Dataset rows for apps and sites
########################################

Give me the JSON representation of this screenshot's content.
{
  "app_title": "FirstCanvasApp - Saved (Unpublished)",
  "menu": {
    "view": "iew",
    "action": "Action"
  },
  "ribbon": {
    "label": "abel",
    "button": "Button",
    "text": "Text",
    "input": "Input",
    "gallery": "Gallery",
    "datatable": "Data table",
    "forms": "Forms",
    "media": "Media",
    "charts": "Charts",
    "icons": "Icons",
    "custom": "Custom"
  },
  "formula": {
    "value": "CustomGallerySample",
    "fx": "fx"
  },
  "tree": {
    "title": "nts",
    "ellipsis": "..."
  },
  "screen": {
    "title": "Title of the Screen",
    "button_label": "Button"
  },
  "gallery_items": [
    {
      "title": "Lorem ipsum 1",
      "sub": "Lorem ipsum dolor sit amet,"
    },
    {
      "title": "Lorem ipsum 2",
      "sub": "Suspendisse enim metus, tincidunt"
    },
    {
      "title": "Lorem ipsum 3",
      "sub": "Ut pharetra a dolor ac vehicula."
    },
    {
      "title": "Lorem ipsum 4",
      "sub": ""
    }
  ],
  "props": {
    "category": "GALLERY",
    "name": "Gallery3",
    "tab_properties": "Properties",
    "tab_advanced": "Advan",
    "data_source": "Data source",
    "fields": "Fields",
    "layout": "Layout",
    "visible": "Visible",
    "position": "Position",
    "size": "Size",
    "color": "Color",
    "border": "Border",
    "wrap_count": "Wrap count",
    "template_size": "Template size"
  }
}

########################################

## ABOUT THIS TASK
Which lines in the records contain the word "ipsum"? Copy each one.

## EXERCISE RESPONSE
      "title": "Lorem ipsum 1",
      "sub": "Lorem ipsum dolor sit amet,"
      "title": "Lorem ipsum 2",
      "title": "Lorem ipsum 3",
      "title": "Lorem ipsum 4",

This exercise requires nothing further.